The eleven states of the former Confederacy earned the moniker “the Solid South”, for their electoral unity in the post Civil War era. In the 17 presidential elections from 1880 to 1944, these states voted together for the Democratic candidate in all but two. The civil rights movement caused the coalition to fracture, and over the 6 elections from 1948 to 1968 these states voted for a mix of Democratic, Republican, and third party candidates. Unity returned in 1972 when the bloc voted for Richard Nixon’s reelection. Jimmy Carter won 10 of the 11 in 1976, and all but Georgia voted for Ronald Reagan in 1980. The bloc again voted together for Reagan in 1984 and Bush in 1988.

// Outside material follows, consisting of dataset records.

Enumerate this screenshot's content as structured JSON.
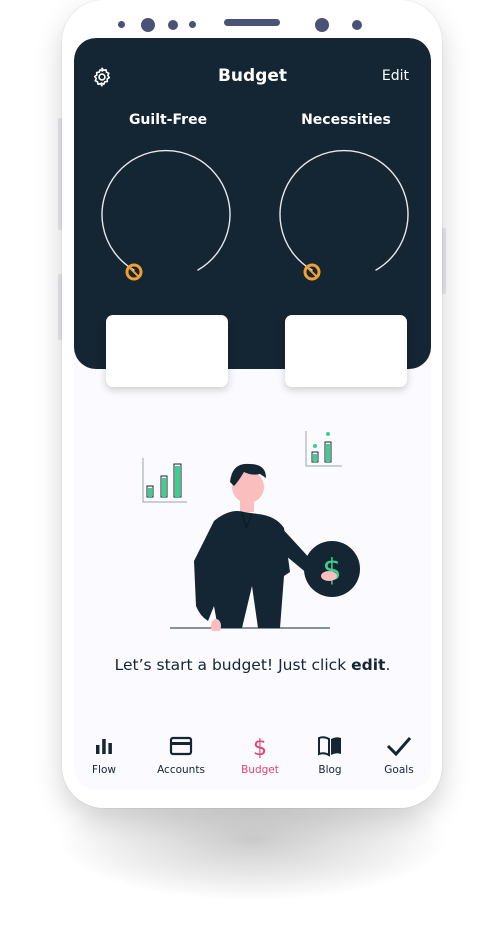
{
  "header": {
    "title": "Budget",
    "edit_label": "Edit",
    "settings_icon": "gear-icon"
  },
  "dials": [
    {
      "label": "Guilt-Free",
      "card_value": ""
    },
    {
      "label": "Necessities",
      "card_value": ""
    }
  ],
  "empty_state": {
    "message_prefix": "Let’s start a budget! Just click ",
    "message_emphasis": "edit",
    "message_suffix": "."
  },
  "tabs": [
    {
      "label": "Flow",
      "icon": "bar-chart-icon",
      "active": false
    },
    {
      "label": "Accounts",
      "icon": "credit-card-icon",
      "active": false
    },
    {
      "label": "Budget",
      "icon": "dollar-icon",
      "active": true
    },
    {
      "label": "Blog",
      "icon": "book-icon",
      "active": false
    },
    {
      "label": "Goals",
      "icon": "checkmark-icon",
      "active": false
    }
  ],
  "colors": {
    "header_bg": "#142533",
    "accent_active": "#e2426e",
    "dial_knob": "#f0a032",
    "chart_green": "#3ecf8e"
  }
}
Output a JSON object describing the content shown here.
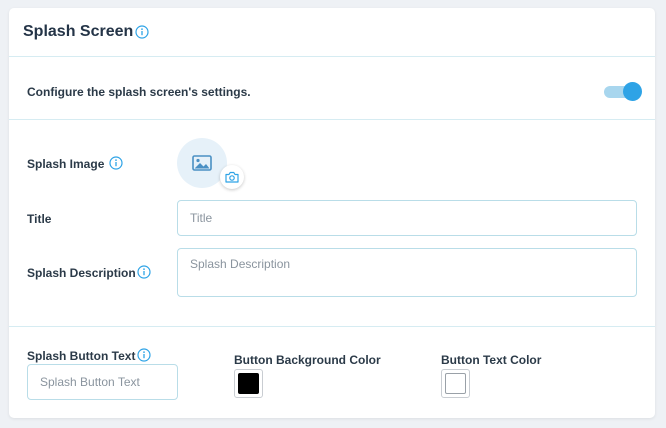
{
  "header": {
    "title": "Splash Screen",
    "info_icon": "info-circle-icon"
  },
  "config": {
    "text": "Configure the splash screen's settings.",
    "enabled": true
  },
  "splash_image": {
    "label": "Splash Image",
    "placeholder_icon": "image-icon",
    "upload_icon": "camera-icon"
  },
  "title_field": {
    "label": "Title",
    "placeholder": "Title",
    "value": ""
  },
  "description_field": {
    "label": "Splash Description",
    "placeholder": "Splash Description",
    "value": ""
  },
  "button_text_field": {
    "label": "Splash Button Text",
    "placeholder": "Splash Button Text",
    "value": ""
  },
  "button_bg_color": {
    "label": "Button Background Color",
    "color": "#000000"
  },
  "button_text_color": {
    "label": "Button Text Color",
    "color": "#ffffff"
  },
  "colors": {
    "accent": "#2ea3e6",
    "toggle_track": "#a8d6ee",
    "border": "#b9dde8"
  }
}
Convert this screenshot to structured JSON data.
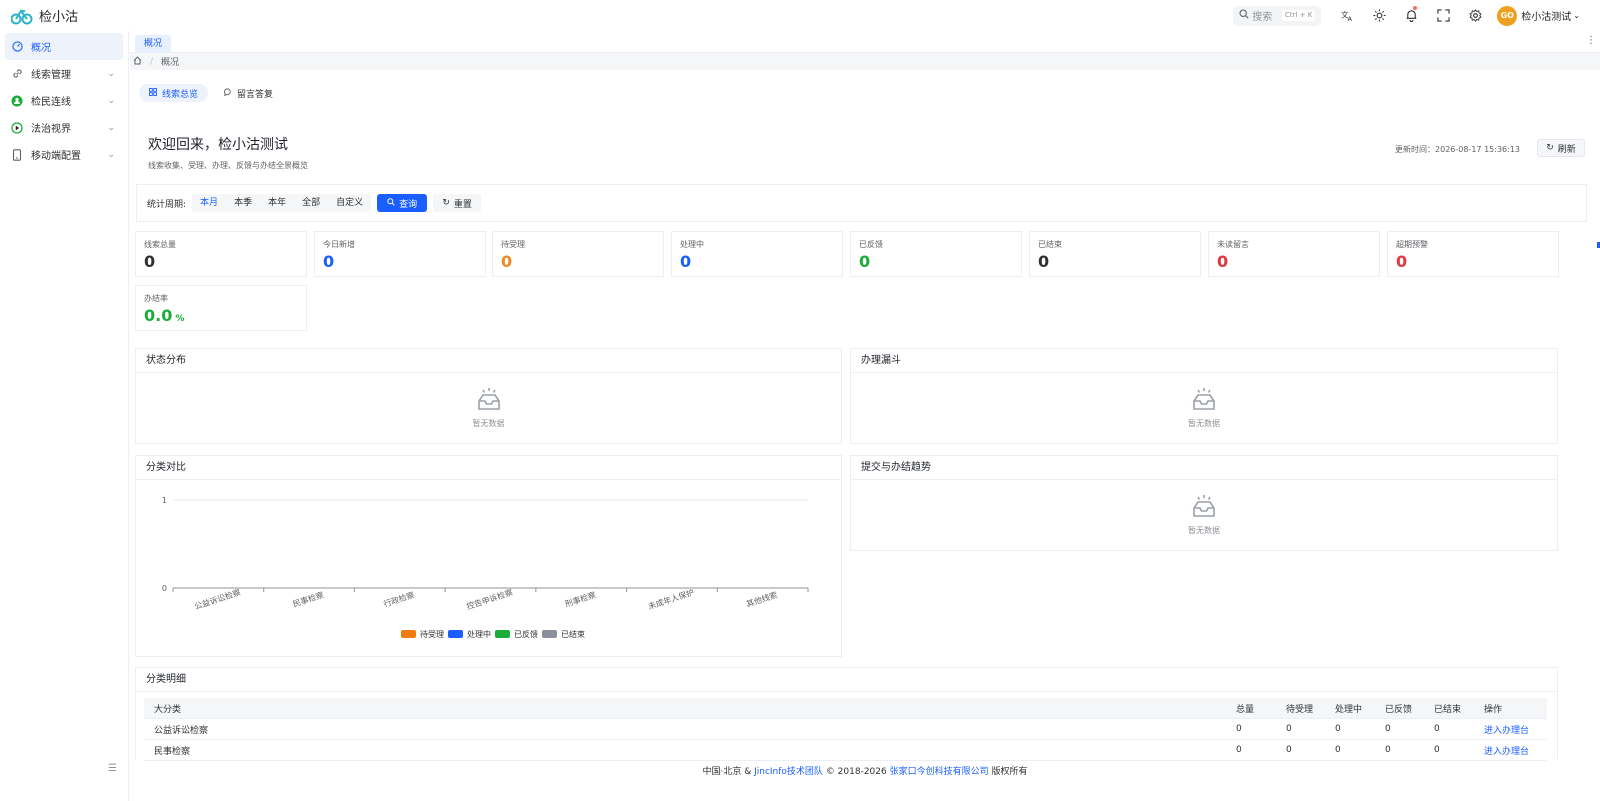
{
  "app": {
    "name": "检小沽"
  },
  "header": {
    "search_placeholder": "搜索",
    "search_shortcut": "Ctrl + K",
    "user_name": "检小沽测试",
    "avatar_text": "GO"
  },
  "sidebar": {
    "items": [
      {
        "label": "概况",
        "icon": "dashboard-icon",
        "active": true
      },
      {
        "label": "线索管理",
        "icon": "link-icon"
      },
      {
        "label": "检民连线",
        "icon": "people-icon"
      },
      {
        "label": "法治视界",
        "icon": "play-icon"
      },
      {
        "label": "移动端配置",
        "icon": "mobile-icon"
      }
    ]
  },
  "tabs": {
    "active": "概况"
  },
  "breadcrumb": {
    "current": "概况"
  },
  "segments": {
    "overview": "线索总览",
    "reply": "留言答复"
  },
  "welcome": {
    "title": "欢迎回来，检小沽测试",
    "subtitle": "线索收集、受理、办理、反馈与办结全景概览"
  },
  "update": {
    "label": "更新时间：",
    "time": "2026-08-17 15:36:13",
    "refresh": "刷新"
  },
  "filter": {
    "label": "统计周期:",
    "periods": [
      "本月",
      "本季",
      "本年",
      "全部",
      "自定义"
    ],
    "query": "查询",
    "reset": "重置"
  },
  "stats": [
    {
      "label": "线索总量",
      "value": "0",
      "color": "#303133"
    },
    {
      "label": "今日新增",
      "value": "0",
      "color": "#1a5eff"
    },
    {
      "label": "待受理",
      "value": "0",
      "color": "#f08a24"
    },
    {
      "label": "处理中",
      "value": "0",
      "color": "#1a5eff"
    },
    {
      "label": "已反馈",
      "value": "0",
      "color": "#1aad3a"
    },
    {
      "label": "已结束",
      "value": "0",
      "color": "#303133"
    },
    {
      "label": "未读留言",
      "value": "0",
      "color": "#e5363d"
    },
    {
      "label": "超期预警",
      "value": "0",
      "color": "#e5363d"
    },
    {
      "label": "办结率",
      "value": "0.0",
      "unit": "%",
      "color": "#1aad3a"
    }
  ],
  "panels": {
    "status": "状态分布",
    "funnel": "办理漏斗",
    "category": "分类对比",
    "trend": "提交与办结趋势",
    "detail": "分类明细",
    "empty_text": "暂无数据"
  },
  "chart_data": {
    "type": "bar",
    "categories": [
      "公益诉讼检察",
      "民事检察",
      "行政检察",
      "控告申诉检察",
      "刑事检察",
      "未成年人保护",
      "其他线索"
    ],
    "series": [
      {
        "name": "待受理",
        "values": [
          0,
          0,
          0,
          0,
          0,
          0,
          0
        ],
        "color": "#f07c12"
      },
      {
        "name": "处理中",
        "values": [
          0,
          0,
          0,
          0,
          0,
          0,
          0
        ],
        "color": "#1a5eff"
      },
      {
        "name": "已反馈",
        "values": [
          0,
          0,
          0,
          0,
          0,
          0,
          0
        ],
        "color": "#1aad3a"
      },
      {
        "name": "已结束",
        "values": [
          0,
          0,
          0,
          0,
          0,
          0,
          0
        ],
        "color": "#8a909c"
      }
    ],
    "ylim": [
      0,
      1
    ],
    "yticks": [
      "0",
      "1"
    ],
    "legend": "bottom"
  },
  "table": {
    "headers": [
      "大分类",
      "总量",
      "待受理",
      "处理中",
      "已反馈",
      "已结束",
      "操作"
    ],
    "rows": [
      {
        "name": "公益诉讼检察",
        "cells": [
          "0",
          "0",
          "0",
          "0",
          "0"
        ],
        "action": "进入办理台"
      },
      {
        "name": "民事检察",
        "cells": [
          "0",
          "0",
          "0",
          "0",
          "0"
        ],
        "action": "进入办理台"
      }
    ]
  },
  "footer": {
    "prefix": "中国·北京 &",
    "team": "JincInfo技术团队",
    "copy": "© 2018-2026",
    "company": "张家口今创科技有限公司",
    "suffix": "版权所有"
  }
}
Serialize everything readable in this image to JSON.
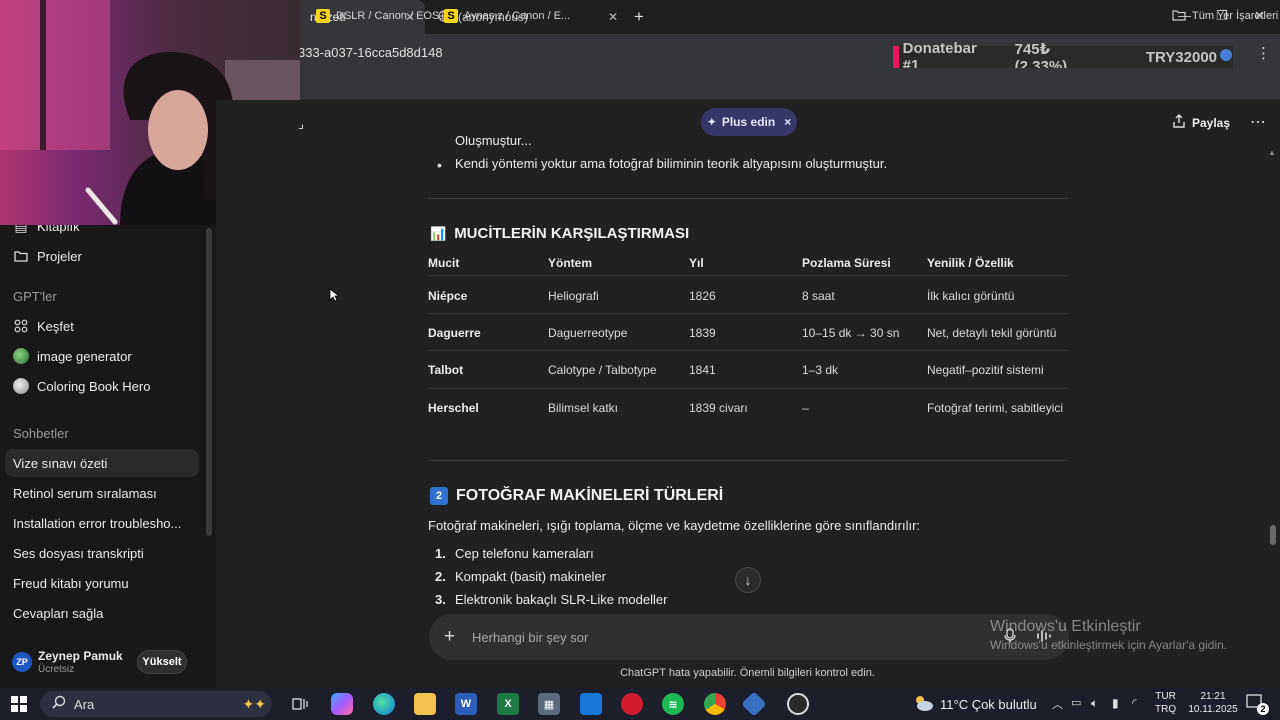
{
  "browser": {
    "tab_active": "n özeti",
    "tab_second": "(anonymous)",
    "new_tab": "+",
    "url_fragment": "333-a037-16cca5d8d148",
    "bookmarks": [
      {
        "label": "DSLR / Canon / EOS..."
      },
      {
        "label": "Aynasız / Canon / E..."
      }
    ],
    "all_bookmarks": "Tüm Yer İşaretleri",
    "window_controls": {
      "minimize": "—",
      "restore": "❐",
      "close": "✕"
    }
  },
  "overlay": {
    "donate_label": "Donatebar #1",
    "donate_value": "745₺ (2.33%)",
    "donate_goal": "TRY32000"
  },
  "sidebar": {
    "items_top": [
      {
        "label": "Kitaplık",
        "icon": "library-icon"
      },
      {
        "label": "Projeler",
        "icon": "folder-icon"
      }
    ],
    "gpts_header": "GPT'ler",
    "gpts": [
      {
        "label": "Keşfet",
        "icon": "grid-icon"
      },
      {
        "label": "image generator",
        "icon": "gpt-avatar"
      },
      {
        "label": "Coloring Book Hero",
        "icon": "gpt-avatar"
      }
    ],
    "chats_header": "Sohbetler",
    "chats": [
      {
        "label": "Vize sınavı özeti",
        "active": true
      },
      {
        "label": "Retinol serum sıralaması"
      },
      {
        "label": "Installation error troublesho..."
      },
      {
        "label": "Ses dosyası transkripti"
      },
      {
        "label": "Freud kitabı yorumu"
      },
      {
        "label": "Cevapları sağla"
      }
    ],
    "user": {
      "initials": "ZP",
      "name": "Zeynep Pamuk",
      "plan": "Ücretsiz",
      "upgrade": "Yükselt"
    }
  },
  "header": {
    "plus_label": "Plus edin",
    "plus_close": "×",
    "share_label": "Paylaş",
    "more": "⋯"
  },
  "content": {
    "partial_bullet": "Oluşmuştur...",
    "bullet": "Kendi yöntemi yoktur ama fotoğraf biliminin teorik altyapısını oluşturmuştur.",
    "section1_icon": "📊",
    "section1_title": "MUCİTLERİN KARŞILAŞTIRMASI",
    "table": {
      "headers": [
        "Mucit",
        "Yöntem",
        "Yıl",
        "Pozlama Süresi",
        "Yenilik / Özellik"
      ],
      "rows": [
        [
          "Niépce",
          "Heliografi",
          "1826",
          "8 saat",
          "İlk kalıcı görüntü"
        ],
        [
          "Daguerre",
          "Daguerreotype",
          "1839",
          "10–15 dk → 30 sn",
          "Net, detaylı tekil görüntü"
        ],
        [
          "Talbot",
          "Calotype / Talbotype",
          "1841",
          "1–3 dk",
          "Negatif–pozitif sistemi"
        ],
        [
          "Herschel",
          "Bilimsel katkı",
          "1839 civarı",
          "–",
          "Fotoğraf terimi, sabitleyici"
        ]
      ]
    },
    "section2_num": "2",
    "section2_title": "FOTOĞRAF MAKİNELERİ TÜRLERİ",
    "section2_intro": "Fotoğraf makineleri, ışığı toplama, ölçme ve kaydetme özelliklerine göre sınıflandırılır:",
    "list": [
      {
        "n": "1.",
        "text": "Cep telefonu kameraları"
      },
      {
        "n": "2.",
        "text": "Kompakt (basit) makineler"
      },
      {
        "n": "3.",
        "text": "Elektronik bakaçlı SLR-Like modeller"
      }
    ]
  },
  "composer": {
    "placeholder": "Herhangi bir şey sor",
    "plus": "+"
  },
  "disclaimer": "ChatGPT hata yapabilir. Önemli bilgileri kontrol edin.",
  "activation": {
    "title": "Windows'u Etkinleştir",
    "subtitle": "Windows'u etkinleştirmek için Ayarlar'a gidin."
  },
  "taskbar": {
    "search": "Ara",
    "weather": "11°C  Çok bulutlu",
    "lang_top": "TUR",
    "lang_bottom": "TRQ",
    "time": "21:21",
    "date": "10.11.2025",
    "notif_count": "2"
  },
  "colors": {
    "bg": "#212121",
    "sidebar": "#181818",
    "accent_plus": "#373669",
    "donate_pink": "#e6195d"
  }
}
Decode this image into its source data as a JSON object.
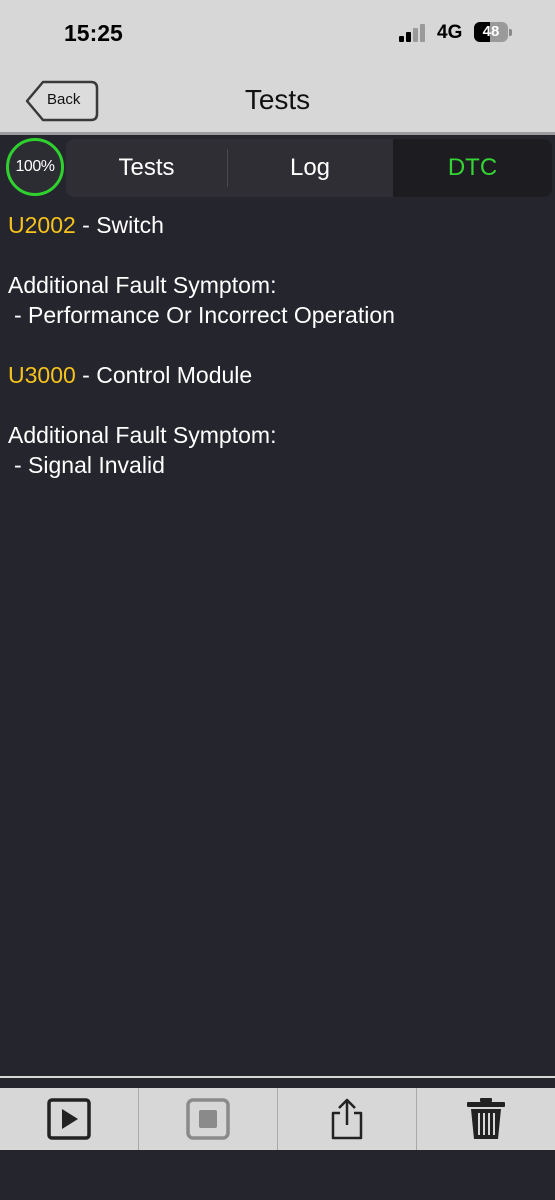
{
  "status": {
    "time": "15:25",
    "network": "4G",
    "battery_level": "48",
    "battery_fraction": 0.48
  },
  "nav": {
    "back_label": "Back",
    "title": "Tests"
  },
  "progress": {
    "label": "100%"
  },
  "tabs": [
    {
      "label": "Tests",
      "active": false
    },
    {
      "label": "Log",
      "active": false
    },
    {
      "label": "DTC",
      "active": true
    }
  ],
  "dtcs": [
    {
      "code": "U2002",
      "description": " - Switch",
      "symptom_header": "Additional Fault Symptom:",
      "symptom": " - Performance Or Incorrect Operation"
    },
    {
      "code": "U3000",
      "description": " - Control Module",
      "symptom_header": "Additional Fault Symptom:",
      "symptom": " - Signal Invalid"
    }
  ],
  "toolbar": {
    "buttons": [
      "play-icon",
      "stop-icon",
      "share-icon",
      "trash-icon"
    ]
  },
  "colors": {
    "accent_green": "#35d435",
    "code_yellow": "#f6c21c",
    "background": "#25252d",
    "bar_gray": "#d7d7d7"
  }
}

In 1988, the coalition was in a relatively tight pattern, from Louisiana (R+10) to South Carolina (R+24). Bill Clinton was able to split the group, taking 4 states in both of his wins, including winning Arkansas by 17 points and Louisiana by 12 points in 1996. The group reunited with George W. Bush in both of his victories.
Starting in 2008, an interesting split has taken place among these eleven states. The five South Atlantic states, Florida, Georgia, North Carolina, South Carolina, and Virginia, have shown a more Democratic bias than the rest of the coalition. Meanwhile, the five Deep South states, Alabama, Arkansas, Louisiana, Mississippi, and Tennessee, have moved more firmly to the Republican side. The South Atlantic in 2016 varied from D+5 (VA) to R+14 (SC), whereas the Deep South ranged from R+18 (MS) to R+28 (AL).
Then there is the case of Texas. In 2000 and 2004 it was one of the most Republican states, when Bush 43 was on the ticket. It has backed off since, and though voting with the Deep South in 2008 and 2012, turned against Donald Trump somewhat in 2016 (from R+16 to R+9).
Looking ahead, it will be interesting to see if the split widens, which would push more of the South Atlantic states into “swing” status. And if the trendline of Texas over the past 3 elections continues, it may open up a new electoral front.